BEGIN Input material

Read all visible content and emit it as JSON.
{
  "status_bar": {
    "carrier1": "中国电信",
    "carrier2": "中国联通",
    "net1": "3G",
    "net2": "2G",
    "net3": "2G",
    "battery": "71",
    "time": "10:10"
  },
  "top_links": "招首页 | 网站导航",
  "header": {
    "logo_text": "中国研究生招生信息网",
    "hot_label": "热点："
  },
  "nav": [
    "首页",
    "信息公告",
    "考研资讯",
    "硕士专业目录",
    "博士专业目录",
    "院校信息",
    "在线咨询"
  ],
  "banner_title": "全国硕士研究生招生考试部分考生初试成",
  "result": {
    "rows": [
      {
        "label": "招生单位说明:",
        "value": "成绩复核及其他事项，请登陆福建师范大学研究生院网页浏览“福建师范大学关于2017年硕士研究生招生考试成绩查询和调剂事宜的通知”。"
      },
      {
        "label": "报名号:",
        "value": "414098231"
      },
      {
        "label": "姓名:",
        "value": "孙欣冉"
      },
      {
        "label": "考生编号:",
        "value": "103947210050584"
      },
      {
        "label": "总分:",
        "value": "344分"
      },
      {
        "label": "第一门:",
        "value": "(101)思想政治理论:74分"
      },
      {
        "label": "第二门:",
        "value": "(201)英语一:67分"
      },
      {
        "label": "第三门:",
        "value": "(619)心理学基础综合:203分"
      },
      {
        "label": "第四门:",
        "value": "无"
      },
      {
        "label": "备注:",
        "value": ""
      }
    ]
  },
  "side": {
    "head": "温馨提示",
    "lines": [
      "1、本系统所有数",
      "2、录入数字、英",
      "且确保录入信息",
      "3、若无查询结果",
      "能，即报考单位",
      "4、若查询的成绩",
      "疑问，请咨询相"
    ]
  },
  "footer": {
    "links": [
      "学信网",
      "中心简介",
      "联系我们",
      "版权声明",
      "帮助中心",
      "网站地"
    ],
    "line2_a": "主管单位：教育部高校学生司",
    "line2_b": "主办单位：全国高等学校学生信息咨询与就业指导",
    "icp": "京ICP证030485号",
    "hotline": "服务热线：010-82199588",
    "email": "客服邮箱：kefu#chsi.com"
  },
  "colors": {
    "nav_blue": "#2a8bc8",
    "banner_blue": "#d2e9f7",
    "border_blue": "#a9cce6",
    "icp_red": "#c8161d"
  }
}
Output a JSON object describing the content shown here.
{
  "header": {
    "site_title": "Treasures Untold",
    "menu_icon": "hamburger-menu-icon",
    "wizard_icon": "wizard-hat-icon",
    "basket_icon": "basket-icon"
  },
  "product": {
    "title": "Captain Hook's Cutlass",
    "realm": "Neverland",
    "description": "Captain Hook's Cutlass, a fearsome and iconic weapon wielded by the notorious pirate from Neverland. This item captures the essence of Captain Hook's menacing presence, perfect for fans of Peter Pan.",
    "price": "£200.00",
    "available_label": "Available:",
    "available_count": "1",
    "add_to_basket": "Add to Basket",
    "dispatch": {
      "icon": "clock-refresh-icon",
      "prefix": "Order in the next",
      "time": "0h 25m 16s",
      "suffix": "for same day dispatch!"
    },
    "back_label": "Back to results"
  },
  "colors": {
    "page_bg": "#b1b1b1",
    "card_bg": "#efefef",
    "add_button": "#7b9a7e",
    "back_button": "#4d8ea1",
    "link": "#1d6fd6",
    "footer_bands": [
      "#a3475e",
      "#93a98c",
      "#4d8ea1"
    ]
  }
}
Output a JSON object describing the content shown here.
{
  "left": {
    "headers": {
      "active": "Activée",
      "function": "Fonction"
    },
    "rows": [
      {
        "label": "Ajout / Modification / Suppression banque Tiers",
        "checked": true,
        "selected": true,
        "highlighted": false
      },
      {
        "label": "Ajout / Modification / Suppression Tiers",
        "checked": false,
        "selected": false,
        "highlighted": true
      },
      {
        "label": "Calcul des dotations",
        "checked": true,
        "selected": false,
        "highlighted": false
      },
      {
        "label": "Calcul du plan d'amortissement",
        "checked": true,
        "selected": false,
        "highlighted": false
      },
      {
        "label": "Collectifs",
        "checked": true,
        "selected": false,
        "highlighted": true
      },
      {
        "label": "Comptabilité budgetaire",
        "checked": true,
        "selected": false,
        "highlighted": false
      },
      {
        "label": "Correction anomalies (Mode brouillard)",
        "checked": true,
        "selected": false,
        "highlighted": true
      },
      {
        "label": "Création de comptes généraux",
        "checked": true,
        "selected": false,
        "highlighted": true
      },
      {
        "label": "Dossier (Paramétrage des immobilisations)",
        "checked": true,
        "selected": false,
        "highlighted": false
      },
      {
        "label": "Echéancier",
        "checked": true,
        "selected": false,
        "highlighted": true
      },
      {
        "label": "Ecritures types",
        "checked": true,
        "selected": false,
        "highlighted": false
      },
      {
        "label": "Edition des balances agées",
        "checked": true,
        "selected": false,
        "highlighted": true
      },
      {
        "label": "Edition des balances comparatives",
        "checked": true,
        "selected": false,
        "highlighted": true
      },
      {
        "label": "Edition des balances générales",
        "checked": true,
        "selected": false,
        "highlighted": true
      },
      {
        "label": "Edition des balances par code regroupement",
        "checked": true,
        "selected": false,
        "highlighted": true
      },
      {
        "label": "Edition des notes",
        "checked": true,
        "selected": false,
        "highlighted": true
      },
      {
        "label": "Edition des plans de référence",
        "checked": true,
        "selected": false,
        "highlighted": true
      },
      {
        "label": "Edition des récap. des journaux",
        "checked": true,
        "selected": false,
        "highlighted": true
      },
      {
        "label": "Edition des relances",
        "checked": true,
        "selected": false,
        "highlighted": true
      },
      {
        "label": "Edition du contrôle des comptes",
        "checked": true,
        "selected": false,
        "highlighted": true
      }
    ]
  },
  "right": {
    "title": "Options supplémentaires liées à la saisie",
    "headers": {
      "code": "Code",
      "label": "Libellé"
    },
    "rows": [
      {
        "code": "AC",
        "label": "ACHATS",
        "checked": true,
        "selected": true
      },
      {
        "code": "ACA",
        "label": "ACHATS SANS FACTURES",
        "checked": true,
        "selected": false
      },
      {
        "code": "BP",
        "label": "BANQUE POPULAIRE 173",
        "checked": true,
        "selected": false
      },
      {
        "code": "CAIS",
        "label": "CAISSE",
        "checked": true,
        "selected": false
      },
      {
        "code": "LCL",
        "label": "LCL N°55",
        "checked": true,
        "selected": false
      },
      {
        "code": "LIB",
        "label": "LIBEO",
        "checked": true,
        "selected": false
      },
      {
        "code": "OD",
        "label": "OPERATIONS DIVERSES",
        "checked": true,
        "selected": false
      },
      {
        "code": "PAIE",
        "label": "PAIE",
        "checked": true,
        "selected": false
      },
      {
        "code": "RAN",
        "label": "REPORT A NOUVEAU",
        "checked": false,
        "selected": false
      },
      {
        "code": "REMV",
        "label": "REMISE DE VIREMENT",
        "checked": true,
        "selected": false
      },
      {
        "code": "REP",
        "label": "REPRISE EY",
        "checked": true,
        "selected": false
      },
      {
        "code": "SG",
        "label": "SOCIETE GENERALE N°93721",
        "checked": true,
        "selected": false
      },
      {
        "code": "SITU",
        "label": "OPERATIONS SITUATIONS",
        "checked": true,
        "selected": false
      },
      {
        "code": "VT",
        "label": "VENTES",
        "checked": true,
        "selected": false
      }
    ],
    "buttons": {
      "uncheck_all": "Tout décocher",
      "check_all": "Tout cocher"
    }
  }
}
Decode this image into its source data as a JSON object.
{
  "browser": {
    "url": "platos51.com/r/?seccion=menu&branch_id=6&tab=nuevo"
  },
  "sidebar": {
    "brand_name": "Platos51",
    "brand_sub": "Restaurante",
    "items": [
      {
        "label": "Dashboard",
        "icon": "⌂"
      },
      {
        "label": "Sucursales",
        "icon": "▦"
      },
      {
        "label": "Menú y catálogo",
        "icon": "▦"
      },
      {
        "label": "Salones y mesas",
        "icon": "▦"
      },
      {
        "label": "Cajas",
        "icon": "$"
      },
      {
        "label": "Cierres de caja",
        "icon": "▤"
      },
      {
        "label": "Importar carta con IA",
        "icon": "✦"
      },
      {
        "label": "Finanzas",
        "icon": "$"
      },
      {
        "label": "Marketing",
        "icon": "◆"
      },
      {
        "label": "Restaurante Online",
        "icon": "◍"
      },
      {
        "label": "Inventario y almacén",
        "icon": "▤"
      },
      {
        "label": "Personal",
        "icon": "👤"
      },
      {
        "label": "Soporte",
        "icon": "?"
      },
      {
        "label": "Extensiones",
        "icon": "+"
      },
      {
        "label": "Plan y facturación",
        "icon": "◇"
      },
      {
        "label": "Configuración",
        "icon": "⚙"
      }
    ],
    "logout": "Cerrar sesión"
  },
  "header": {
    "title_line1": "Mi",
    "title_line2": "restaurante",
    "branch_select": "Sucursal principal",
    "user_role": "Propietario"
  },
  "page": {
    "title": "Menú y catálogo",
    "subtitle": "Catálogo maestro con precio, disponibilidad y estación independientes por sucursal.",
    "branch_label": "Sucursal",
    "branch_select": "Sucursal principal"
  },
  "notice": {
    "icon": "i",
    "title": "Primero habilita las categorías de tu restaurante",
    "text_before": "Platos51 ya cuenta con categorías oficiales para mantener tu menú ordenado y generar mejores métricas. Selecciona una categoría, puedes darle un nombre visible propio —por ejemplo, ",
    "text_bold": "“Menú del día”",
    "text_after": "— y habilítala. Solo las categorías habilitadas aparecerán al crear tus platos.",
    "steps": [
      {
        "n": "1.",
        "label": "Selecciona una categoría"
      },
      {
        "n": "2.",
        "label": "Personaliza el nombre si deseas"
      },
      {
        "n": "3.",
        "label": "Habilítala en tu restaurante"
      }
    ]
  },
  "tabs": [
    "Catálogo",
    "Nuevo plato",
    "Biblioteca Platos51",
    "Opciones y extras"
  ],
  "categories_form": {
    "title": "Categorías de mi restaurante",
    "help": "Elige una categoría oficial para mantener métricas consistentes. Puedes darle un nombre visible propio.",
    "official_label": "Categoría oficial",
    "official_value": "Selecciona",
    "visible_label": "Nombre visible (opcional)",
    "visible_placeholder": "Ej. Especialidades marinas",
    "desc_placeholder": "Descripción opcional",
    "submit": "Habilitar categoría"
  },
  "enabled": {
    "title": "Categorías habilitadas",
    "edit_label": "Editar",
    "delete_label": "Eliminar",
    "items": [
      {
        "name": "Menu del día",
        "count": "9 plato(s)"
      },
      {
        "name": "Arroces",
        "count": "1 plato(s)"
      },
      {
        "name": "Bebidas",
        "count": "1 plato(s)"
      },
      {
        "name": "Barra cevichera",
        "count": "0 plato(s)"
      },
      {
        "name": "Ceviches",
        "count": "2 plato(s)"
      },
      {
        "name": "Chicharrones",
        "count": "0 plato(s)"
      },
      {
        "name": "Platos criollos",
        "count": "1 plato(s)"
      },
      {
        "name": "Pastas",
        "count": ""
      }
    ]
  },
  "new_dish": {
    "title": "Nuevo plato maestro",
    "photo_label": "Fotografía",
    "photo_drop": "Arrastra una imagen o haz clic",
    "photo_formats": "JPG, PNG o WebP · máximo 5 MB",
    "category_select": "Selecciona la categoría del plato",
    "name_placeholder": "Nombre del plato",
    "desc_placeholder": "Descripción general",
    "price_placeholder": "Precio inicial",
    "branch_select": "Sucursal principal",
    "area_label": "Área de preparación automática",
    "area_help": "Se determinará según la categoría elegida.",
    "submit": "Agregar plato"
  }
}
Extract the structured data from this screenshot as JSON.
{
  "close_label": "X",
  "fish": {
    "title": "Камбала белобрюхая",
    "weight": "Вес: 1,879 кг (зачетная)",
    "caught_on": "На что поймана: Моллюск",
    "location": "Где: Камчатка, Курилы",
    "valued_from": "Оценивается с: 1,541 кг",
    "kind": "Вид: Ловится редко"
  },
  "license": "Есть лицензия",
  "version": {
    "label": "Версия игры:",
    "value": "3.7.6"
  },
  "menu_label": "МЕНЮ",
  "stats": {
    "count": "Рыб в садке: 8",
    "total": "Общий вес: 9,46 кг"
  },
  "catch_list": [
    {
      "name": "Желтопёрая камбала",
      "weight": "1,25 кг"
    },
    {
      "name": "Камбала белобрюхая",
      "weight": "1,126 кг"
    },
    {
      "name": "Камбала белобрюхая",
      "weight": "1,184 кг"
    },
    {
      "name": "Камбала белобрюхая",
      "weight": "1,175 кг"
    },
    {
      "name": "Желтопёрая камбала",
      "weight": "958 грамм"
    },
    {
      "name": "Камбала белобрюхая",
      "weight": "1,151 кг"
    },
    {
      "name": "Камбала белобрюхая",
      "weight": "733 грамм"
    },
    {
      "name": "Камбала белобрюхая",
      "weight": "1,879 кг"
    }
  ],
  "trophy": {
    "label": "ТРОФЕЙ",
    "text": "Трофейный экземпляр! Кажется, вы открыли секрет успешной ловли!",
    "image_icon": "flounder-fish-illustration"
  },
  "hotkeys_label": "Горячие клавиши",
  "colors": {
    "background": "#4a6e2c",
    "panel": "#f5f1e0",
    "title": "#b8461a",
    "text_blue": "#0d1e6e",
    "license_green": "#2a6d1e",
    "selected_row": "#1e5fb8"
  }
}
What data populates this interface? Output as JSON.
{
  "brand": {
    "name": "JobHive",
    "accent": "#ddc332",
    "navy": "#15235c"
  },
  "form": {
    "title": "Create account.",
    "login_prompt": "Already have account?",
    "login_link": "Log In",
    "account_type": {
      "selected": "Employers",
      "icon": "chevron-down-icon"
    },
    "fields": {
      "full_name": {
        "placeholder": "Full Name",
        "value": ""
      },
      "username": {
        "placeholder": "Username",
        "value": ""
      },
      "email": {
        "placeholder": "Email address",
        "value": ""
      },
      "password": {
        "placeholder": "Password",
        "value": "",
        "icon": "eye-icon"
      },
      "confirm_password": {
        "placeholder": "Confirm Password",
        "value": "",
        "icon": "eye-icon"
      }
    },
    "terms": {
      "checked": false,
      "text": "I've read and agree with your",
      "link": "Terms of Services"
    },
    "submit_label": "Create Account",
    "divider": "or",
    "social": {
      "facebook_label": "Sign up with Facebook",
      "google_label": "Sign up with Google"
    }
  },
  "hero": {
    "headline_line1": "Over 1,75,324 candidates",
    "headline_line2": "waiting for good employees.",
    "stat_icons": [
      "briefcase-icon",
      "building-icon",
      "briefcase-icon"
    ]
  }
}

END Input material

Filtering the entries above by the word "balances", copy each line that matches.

Written answer:
        "label": "Edition des balances agées",
        "label": "Edition des balances comparatives",
        "label": "Edition des balances générales",
        "label": "Edition des balances par code regroupement",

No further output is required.